DATA PROVIDED Start Marker

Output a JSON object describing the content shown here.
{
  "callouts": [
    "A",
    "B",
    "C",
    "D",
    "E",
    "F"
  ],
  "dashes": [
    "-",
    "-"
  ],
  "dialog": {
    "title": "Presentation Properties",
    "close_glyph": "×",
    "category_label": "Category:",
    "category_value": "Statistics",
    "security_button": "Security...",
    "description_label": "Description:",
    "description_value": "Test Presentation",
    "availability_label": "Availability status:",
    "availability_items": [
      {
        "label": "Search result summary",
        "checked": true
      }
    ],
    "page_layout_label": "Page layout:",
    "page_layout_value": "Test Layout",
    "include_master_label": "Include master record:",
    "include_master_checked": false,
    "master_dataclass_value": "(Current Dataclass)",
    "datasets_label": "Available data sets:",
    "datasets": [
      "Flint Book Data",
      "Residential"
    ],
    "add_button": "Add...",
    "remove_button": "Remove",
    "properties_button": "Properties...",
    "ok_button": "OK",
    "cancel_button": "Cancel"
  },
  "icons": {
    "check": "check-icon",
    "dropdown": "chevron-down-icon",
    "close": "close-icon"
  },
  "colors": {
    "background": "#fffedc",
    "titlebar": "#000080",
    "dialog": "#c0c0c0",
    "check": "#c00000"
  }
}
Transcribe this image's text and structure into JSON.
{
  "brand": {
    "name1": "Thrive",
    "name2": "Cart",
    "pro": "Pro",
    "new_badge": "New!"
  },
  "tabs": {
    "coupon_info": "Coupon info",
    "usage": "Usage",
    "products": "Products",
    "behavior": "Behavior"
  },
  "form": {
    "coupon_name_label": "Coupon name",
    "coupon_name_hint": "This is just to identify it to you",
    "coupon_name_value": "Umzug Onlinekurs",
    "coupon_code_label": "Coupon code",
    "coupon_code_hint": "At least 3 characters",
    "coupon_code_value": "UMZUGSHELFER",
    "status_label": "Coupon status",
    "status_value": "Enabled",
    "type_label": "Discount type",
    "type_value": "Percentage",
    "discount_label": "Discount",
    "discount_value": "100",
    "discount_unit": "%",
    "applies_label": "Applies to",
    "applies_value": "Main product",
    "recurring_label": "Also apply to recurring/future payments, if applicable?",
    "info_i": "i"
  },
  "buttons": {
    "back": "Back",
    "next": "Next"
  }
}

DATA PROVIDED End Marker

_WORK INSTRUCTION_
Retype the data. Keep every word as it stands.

_ANSWER BOX_
Output a JSON object describing the content shown here.
{
  "callouts": [
    "A",
    "B",
    "C",
    "D",
    "E",
    "F"
  ],
  "dashes": [
    "-",
    "-"
  ],
  "dialog": {
    "title": "Presentation Properties",
    "close_glyph": "×",
    "category_label": "Category:",
    "category_value": "Statistics",
    "security_button": "Security...",
    "description_label": "Description:",
    "description_value": "Test Presentation",
    "availability_label": "Availability status:",
    "availability_items": [
      {
        "label": "Search result summary",
        "checked": true
      }
    ],
    "page_layout_label": "Page layout:",
    "page_layout_value": "Test Layout",
    "include_master_label": "Include master record:",
    "include_master_checked": false,
    "master_dataclass_value": "(Current Dataclass)",
    "datasets_label": "Available data sets:",
    "datasets": [
      "Flint Book Data",
      "Residential"
    ],
    "add_button": "Add...",
    "remove_button": "Remove",
    "properties_button": "Properties...",
    "ok_button": "OK",
    "cancel_button": "Cancel"
  },
  "icons": {
    "check": "check-icon",
    "dropdown": "chevron-down-icon",
    "close": "close-icon"
  },
  "colors": {
    "background": "#fffedc",
    "titlebar": "#000080",
    "dialog": "#c0c0c0",
    "check": "#c00000"
  }
}
Transcribe this image's text and structure into JSON.
{
  "brand": {
    "name1": "Thrive",
    "name2": "Cart",
    "pro": "Pro",
    "new_badge": "New!"
  },
  "tabs": {
    "coupon_info": "Coupon info",
    "usage": "Usage",
    "products": "Products",
    "behavior": "Behavior"
  },
  "form": {
    "coupon_name_label": "Coupon name",
    "coupon_name_hint": "This is just to identify it to you",
    "coupon_name_value": "Umzug Onlinekurs",
    "coupon_code_label": "Coupon code",
    "coupon_code_hint": "At least 3 characters",
    "coupon_code_value": "UMZUGSHELFER",
    "status_label": "Coupon status",
    "status_value": "Enabled",
    "type_label": "Discount type",
    "type_value": "Percentage",
    "discount_label": "Discount",
    "discount_value": "100",
    "discount_unit": "%",
    "applies_label": "Applies to",
    "applies_value": "Main product",
    "recurring_label": "Also apply to recurring/future payments, if applicable?",
    "info_i": "i"
  },
  "buttons": {
    "back": "Back",
    "next": "Next"
  }
}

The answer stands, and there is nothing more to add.